A Special Permit is a document which authorizes a person to perform a function that is not currently authorized by the Hazardous Material Regulations (HMR). They are allowed when a person can demonstrate that the function can be performed safely or is otherwise necessary, such as in the event of an emergency. Much more about Special Permits, Exemptions, Approvals, and Regulatory Exceptions may be learned by reading an earlierarticle of mine on the subject. The purpose of this article is to report the status of several Special Permits and what must be done if a person wishes to continue to use them.
This Special Permit authorizes the manufacture, marking, sale and use of a specially designed combination packaging system manufactured by HAZMATPAC, Inc. of Houston, TX. A HazMat shipper or carrier does not need a written approval from the PHMSA in order for them to take advantage of its conditions. A portion of the Special Permit was incorporated into 49 CFR 173.13(c)(1)(ii) (effective 10.1.10, HM233A) to allow for an alternative packaging configuration. This incorporation into the regulations means that the alternative packaging method is now included specifically in 49 CFR 173.13 for all regulated shippers and carriers whereas before its use was limited solely to the Special Permit. The Special Permit has an expiration date of 12.31.14 and must be renewed by HAZMATPAC or some other packaging manufacturer in order to continue its use.

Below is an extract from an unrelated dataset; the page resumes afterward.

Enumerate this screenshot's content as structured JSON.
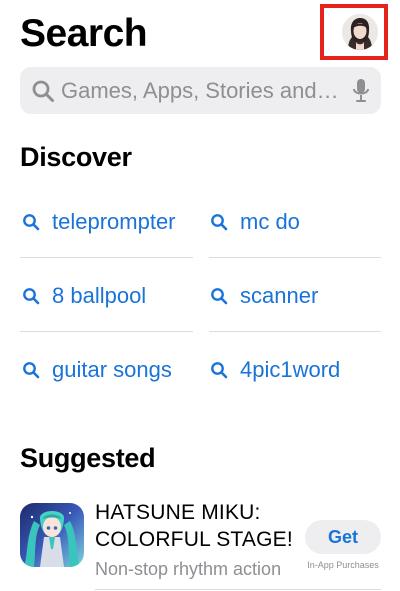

This Special Permit authorizes the transportation by highway of certain cyanide mixtures capable of liberating hydrogen cyanide (HCN), with acids if both hazardous materials are packaged as lab packs or non-bulk packages. Without this Special Permit, acids and cyanide mixtures capable of liberating HCN are prohibited from being transported in the same vehicle pursuant to 49 CFR 177.848(c). The use of this Special Permit by a carrier or shipper requires written approval from the PHMSA. However, effective 10.1.10 in HM233A, the segregation requirements of 49 CFR parts 174 (Carriage by Rail), 175 (Carriage by Vessel), and 177 (Carriage by Public Highway) were amended to allow for the transportation of lab pack quantities of Division 4.2 PG I, Division 5.2, and Division 6.1 PG I (Hazard Zone A) with other waste materials if specific packaging requirements are met. This incorporates some of DOT-SP 13192 into the regulations, but not all. A HazMat shipper or carrier must determine if they can now use the regulatory exception or if they must obtain approval from PHMSA to use the Special Permit.
This Special Permit allows for the transportation of certain hazard class 3 (flammable) waste paints and paint related materials in metal or plastic pails and then packaged in cubic yard boxes, dump trailers and roll-off containers. This Special Permit is currently effective and none of its conditions have been incorporated into the Hazardous Materials Regulations (HMR) as an exception. Therefore, a shipper or carrier of HazMat must have written approval from the PHMSA before it may avail itself of the conditions of this Special Permit.
This Special Permit authorizes the transportation by highway of lab pack quantities of cyanides with non-lab packed acids of ≤55 gallons per package. This Special Permit is currently effective and none of its conditions have been incorporated into the Hazardous Materials Regulations (HMR) as an exception. Therefore, a shipper or carrier of HazMat must have written approval from the PHMSA before it may avail itself of the conditions of this Special Permit.
Sometimes the PHMSA incorporates an entire Special Permit into the regulations as an exception if they feel confident the safety of HazMat Employees, emergency responders, and the general public is ensured. Other times, as is the case with DOT-SP 11248 & DOT-SP 13192, only a portion of the Special Permit is incorporated into the regulations. This leaves the shipper or carrier to determine if they must obtain written approval to use the Special Permit or if they can rely on the regulatory exception in the HMR. Additional information about Special Permits can be found on the PHMSA website. There you can perform a search of available Special Permits and who has received permission to use them.
You can learn more about the PHMSA HazMat regulations and how they apply to you at the ‘FAQs’ or ‘Articles’ pages of my website. Or, you can register for one of my open enrollment training events where I fulfill the training requirements of the PHMSA at 49 CFR 172, Subpart H and the US EPA at 40 CFR 265.16.